Now, before the guards are changed on the hour, teens must often be shooed away from the “revered” place, so that the soldiers can march by in an appropriate “solemn” ceremony. The relaxing teens likely do not even imagine how they would have been severely punished for sitting there, and “hanging out”, on these memorial stones. No one consistently now – not older people raised in the powerful times of the USSR, nor, most of the time, the militia – chastises or prevents them; nor do they now know not to do so.
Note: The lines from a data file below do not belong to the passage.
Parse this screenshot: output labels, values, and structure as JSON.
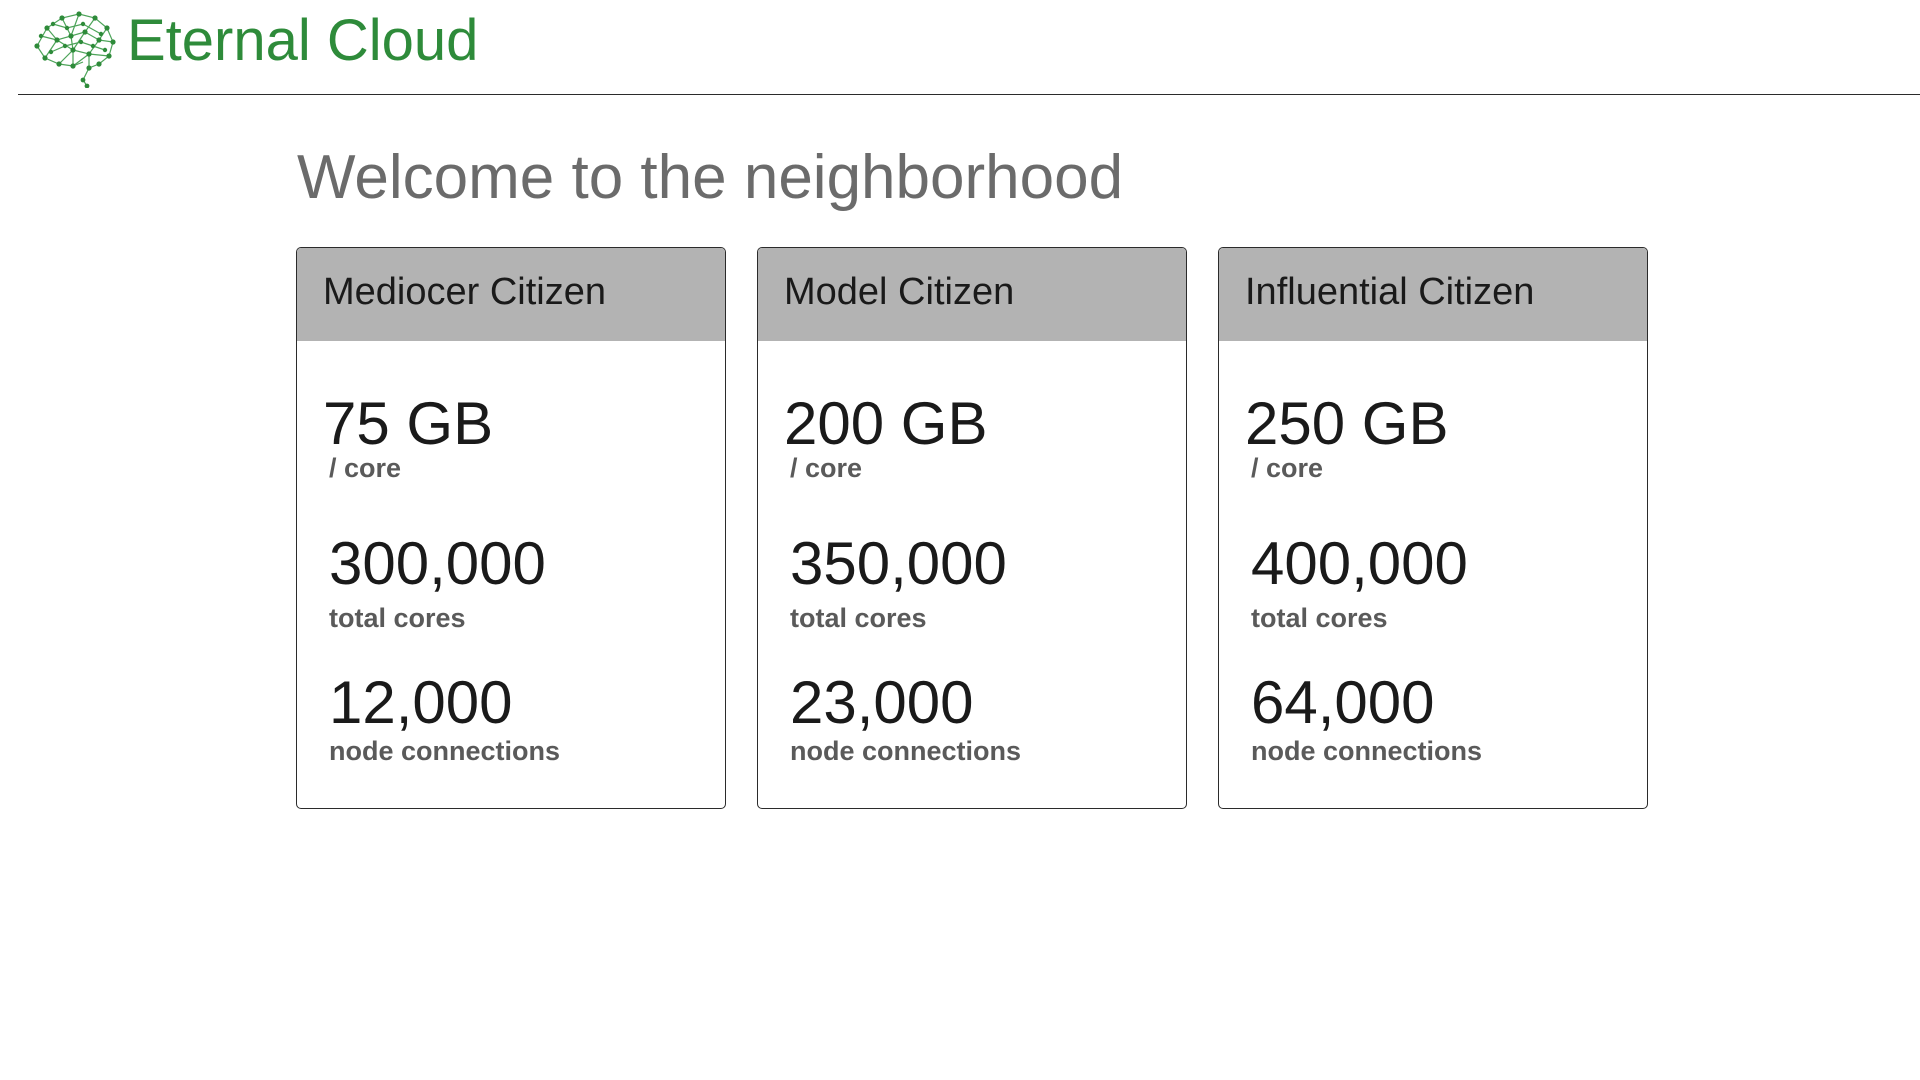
{
  "header": {
    "brand": "Eternal Cloud",
    "logo_icon": "brain-network-icon",
    "brand_color": "#2e8b3a"
  },
  "main": {
    "title": "Welcome to the neighborhood"
  },
  "plans": [
    {
      "name": "Mediocer Citizen",
      "storage_value": "75 GB",
      "storage_unit": "/ core",
      "cores_value": "300,000",
      "cores_label": "total cores",
      "connections_value": "12,000",
      "connections_label": "node connections"
    },
    {
      "name": "Model Citizen",
      "storage_value": "200 GB",
      "storage_unit": "/ core",
      "cores_value": "350,000",
      "cores_label": "total cores",
      "connections_value": "23,000",
      "connections_label": "node connections"
    },
    {
      "name": "Influential Citizen",
      "storage_value": "250 GB",
      "storage_unit": "/ core",
      "cores_value": "400,000",
      "cores_label": "total cores",
      "connections_value": "64,000",
      "connections_label": "node connections"
    }
  ],
  "colors": {
    "card_header": "#b3b3b3",
    "title_text": "#6b6b6b"
  }
}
Essentially, “anything goes” now. I have even seen frisbees flying around the nearby recent bronze statue to the World War II Hero Marshal Zhukov – apparently by Western travelers. (Odd “future warriors”?!) No one really knows what can and cannot be done here in the center of post-Soviet Russia. Most Russians are, naturally, loyal and patriotic to “Russia”; though few now know or much agree as to a clear idea of what that means now. Lenin, Stalin and the USSR?…for some still; for most no. St. Basil’s Church?…for a few yes. Democratic, reformed Russia?…“a good idea” many will say – but “impossible” many will also add. Even the exact geography of “Russia” is disputed these days. Patriotism for “Russia” now seems more a somewhat vague, shared emotion, history and tradition, than any commonly shared, defined idea. But as these days everyone walking Red Square now certainly, thoughtlessly, has once-punishably-forbidden US dollars in their pockets, I say that of military or patriotic political parading on Red Square, or the religious life and processions with icons (which sometimes still occur), that “GUM” and shopping (and street parties!) have won the ‘battle for Red Square’, and is now the main provisional idea of life and society in Russia – in Moscow in any case.
The famous “Russian Idea” – amidst the majority, though not amongst the intellectuals of various differing views – for now, seems much more than less lost.
Meanwhile, “Hollywood”, “global culture” and consumerism increasingly influence and define the ideas and culture, the manners and the life of many here – especially teenagers and the passive majority.
First published in the magazine English #26, July 2001, p. 1-14.